This series is presented by Gary Mandel.  The venue is a guitar store by day, so the walls are filled with beautiful guitars, like at McCabe’s. They offer lessons there, too.  The sound is the best of anywhere we’ve ever played.  It’s perfect.  It felt like we were in someone’s living room.  Very natural.  The system itself is excellent, and the sound man, Max Mayo is a young, enthusiastic easy-going guy.  The lighting is really good, too.  Not many of the places we play even have what you’d call “lighting.”  I like theirs because from the stage you can only see the faces of the people in the first three rows, then it’s black.  You could be playing a huge concert hall, so it’s good practice.  I guess you’re getting the idea:  This gig was a pure pleasure.  The ticket price was $15 and it was a totally full house… maybe I should say “packed.”  That would be about 60 people.
Shaun Cromwell (www.shauncromwell.com) opened the show and was his usual brilliant, charming self.  I love seeing new people discover Shaun.  They understand how special his playing is right away.  I love “The Rise and Fall of it All.”  I’ve probably heard him do that song 20 times, and I find something new in it each time.  You can see a video of him doing it at the 2009 Tucson Folk Festival on his website – it’s the second one down under “videos” (the video is also linked to the song title above).  Shaun Cromwell is the real deal.

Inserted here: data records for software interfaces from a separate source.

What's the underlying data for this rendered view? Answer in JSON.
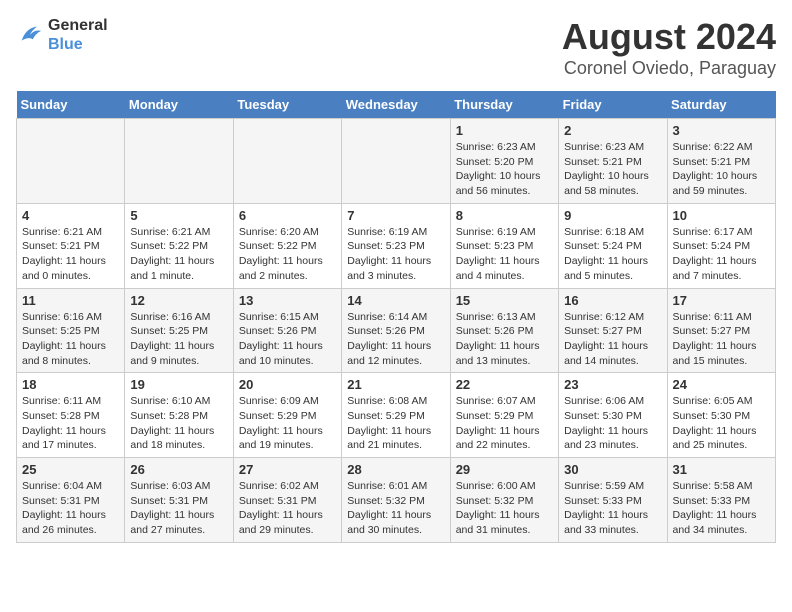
{
  "header": {
    "logo_line1": "General",
    "logo_line2": "Blue",
    "title": "August 2024",
    "subtitle": "Coronel Oviedo, Paraguay"
  },
  "days_of_week": [
    "Sunday",
    "Monday",
    "Tuesday",
    "Wednesday",
    "Thursday",
    "Friday",
    "Saturday"
  ],
  "weeks": [
    [
      {
        "day": "",
        "info": ""
      },
      {
        "day": "",
        "info": ""
      },
      {
        "day": "",
        "info": ""
      },
      {
        "day": "",
        "info": ""
      },
      {
        "day": "1",
        "info": "Sunrise: 6:23 AM\nSunset: 5:20 PM\nDaylight: 10 hours\nand 56 minutes."
      },
      {
        "day": "2",
        "info": "Sunrise: 6:23 AM\nSunset: 5:21 PM\nDaylight: 10 hours\nand 58 minutes."
      },
      {
        "day": "3",
        "info": "Sunrise: 6:22 AM\nSunset: 5:21 PM\nDaylight: 10 hours\nand 59 minutes."
      }
    ],
    [
      {
        "day": "4",
        "info": "Sunrise: 6:21 AM\nSunset: 5:21 PM\nDaylight: 11 hours\nand 0 minutes."
      },
      {
        "day": "5",
        "info": "Sunrise: 6:21 AM\nSunset: 5:22 PM\nDaylight: 11 hours\nand 1 minute."
      },
      {
        "day": "6",
        "info": "Sunrise: 6:20 AM\nSunset: 5:22 PM\nDaylight: 11 hours\nand 2 minutes."
      },
      {
        "day": "7",
        "info": "Sunrise: 6:19 AM\nSunset: 5:23 PM\nDaylight: 11 hours\nand 3 minutes."
      },
      {
        "day": "8",
        "info": "Sunrise: 6:19 AM\nSunset: 5:23 PM\nDaylight: 11 hours\nand 4 minutes."
      },
      {
        "day": "9",
        "info": "Sunrise: 6:18 AM\nSunset: 5:24 PM\nDaylight: 11 hours\nand 5 minutes."
      },
      {
        "day": "10",
        "info": "Sunrise: 6:17 AM\nSunset: 5:24 PM\nDaylight: 11 hours\nand 7 minutes."
      }
    ],
    [
      {
        "day": "11",
        "info": "Sunrise: 6:16 AM\nSunset: 5:25 PM\nDaylight: 11 hours\nand 8 minutes."
      },
      {
        "day": "12",
        "info": "Sunrise: 6:16 AM\nSunset: 5:25 PM\nDaylight: 11 hours\nand 9 minutes."
      },
      {
        "day": "13",
        "info": "Sunrise: 6:15 AM\nSunset: 5:26 PM\nDaylight: 11 hours\nand 10 minutes."
      },
      {
        "day": "14",
        "info": "Sunrise: 6:14 AM\nSunset: 5:26 PM\nDaylight: 11 hours\nand 12 minutes."
      },
      {
        "day": "15",
        "info": "Sunrise: 6:13 AM\nSunset: 5:26 PM\nDaylight: 11 hours\nand 13 minutes."
      },
      {
        "day": "16",
        "info": "Sunrise: 6:12 AM\nSunset: 5:27 PM\nDaylight: 11 hours\nand 14 minutes."
      },
      {
        "day": "17",
        "info": "Sunrise: 6:11 AM\nSunset: 5:27 PM\nDaylight: 11 hours\nand 15 minutes."
      }
    ],
    [
      {
        "day": "18",
        "info": "Sunrise: 6:11 AM\nSunset: 5:28 PM\nDaylight: 11 hours\nand 17 minutes."
      },
      {
        "day": "19",
        "info": "Sunrise: 6:10 AM\nSunset: 5:28 PM\nDaylight: 11 hours\nand 18 minutes."
      },
      {
        "day": "20",
        "info": "Sunrise: 6:09 AM\nSunset: 5:29 PM\nDaylight: 11 hours\nand 19 minutes."
      },
      {
        "day": "21",
        "info": "Sunrise: 6:08 AM\nSunset: 5:29 PM\nDaylight: 11 hours\nand 21 minutes."
      },
      {
        "day": "22",
        "info": "Sunrise: 6:07 AM\nSunset: 5:29 PM\nDaylight: 11 hours\nand 22 minutes."
      },
      {
        "day": "23",
        "info": "Sunrise: 6:06 AM\nSunset: 5:30 PM\nDaylight: 11 hours\nand 23 minutes."
      },
      {
        "day": "24",
        "info": "Sunrise: 6:05 AM\nSunset: 5:30 PM\nDaylight: 11 hours\nand 25 minutes."
      }
    ],
    [
      {
        "day": "25",
        "info": "Sunrise: 6:04 AM\nSunset: 5:31 PM\nDaylight: 11 hours\nand 26 minutes."
      },
      {
        "day": "26",
        "info": "Sunrise: 6:03 AM\nSunset: 5:31 PM\nDaylight: 11 hours\nand 27 minutes."
      },
      {
        "day": "27",
        "info": "Sunrise: 6:02 AM\nSunset: 5:31 PM\nDaylight: 11 hours\nand 29 minutes."
      },
      {
        "day": "28",
        "info": "Sunrise: 6:01 AM\nSunset: 5:32 PM\nDaylight: 11 hours\nand 30 minutes."
      },
      {
        "day": "29",
        "info": "Sunrise: 6:00 AM\nSunset: 5:32 PM\nDaylight: 11 hours\nand 31 minutes."
      },
      {
        "day": "30",
        "info": "Sunrise: 5:59 AM\nSunset: 5:33 PM\nDaylight: 11 hours\nand 33 minutes."
      },
      {
        "day": "31",
        "info": "Sunrise: 5:58 AM\nSunset: 5:33 PM\nDaylight: 11 hours\nand 34 minutes."
      }
    ]
  ]
}
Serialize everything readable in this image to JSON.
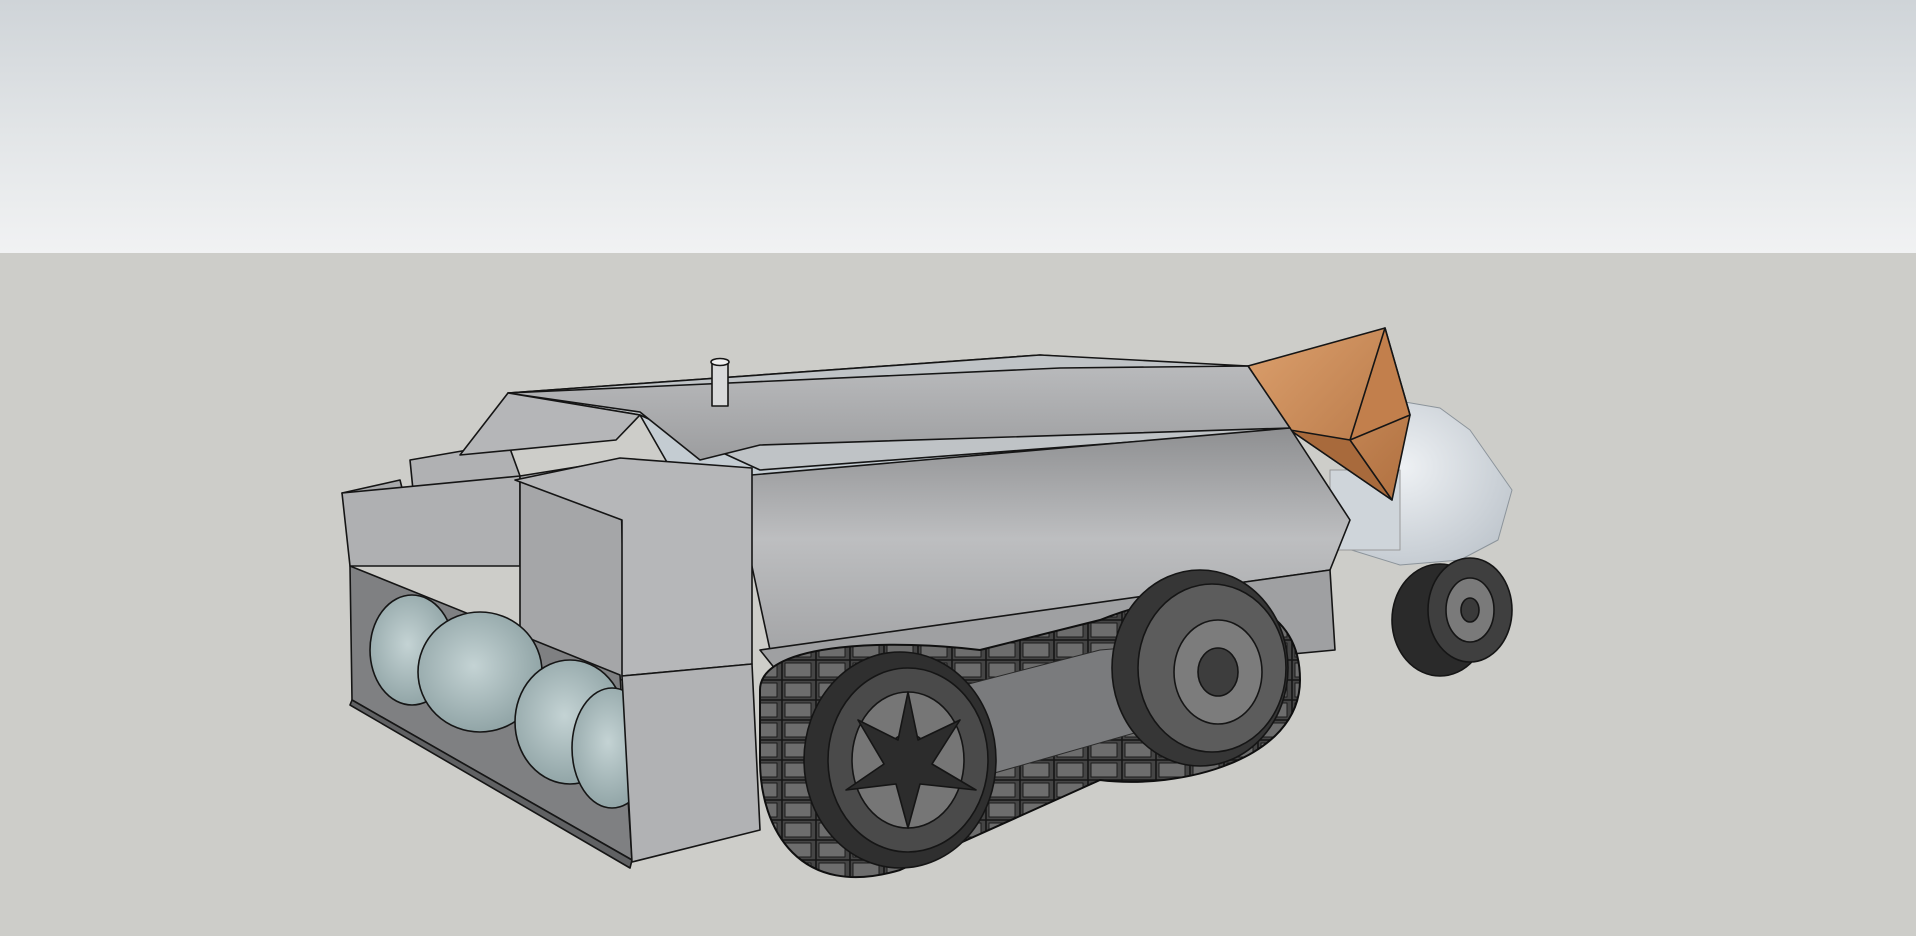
{
  "scene": {
    "sky_color_top": "#cfd4d8",
    "sky_color_bottom": "#f1f2f3",
    "ground_color": "#cdcdc9",
    "model": {
      "body_color": "#a9aaac",
      "glass_color": "#c4ccd2",
      "tank_color": "#9fb2b4",
      "track_color": "#3c3c3c",
      "accent_color": "#c98a55",
      "disc_color": "#d6dbe0"
    }
  }
}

After a short break, we got up.  It was me, Gene and Lorie, Doug Knoll on drums, John O’Kennedy on mandolin and dobro, and John Cartwright on bass.  We did songs from “ A Place in the Sun,” and songs from the new CDs we’re working on.  Gary Mandel requested “Waffle Boy,” which I don’t always do anymore, and there was a man in the second row, crying.  I love that!  Actually, “Table Nine,” “All Coming Back to Me Now” (my carpool song), “Laraine,” “Diane” and “I Just See you,” all seemed to elicit tears from various audience members.  I needed to break them up with lighter songs like “I Can Be Bad,” and “My Kisses.” Speaking of happy songs, we did a very new one called “Nothing Better than You,” which was pretty ragged but fun.  I haven’t enjoyed doing a show on that level in a long time.  Thank you, Gary Mandel for understanding how to set up a great situation for performers.  Oh, and it helps to have a crowd that likes your work, comes to listen and is warm and appreciative.  Thank you to them.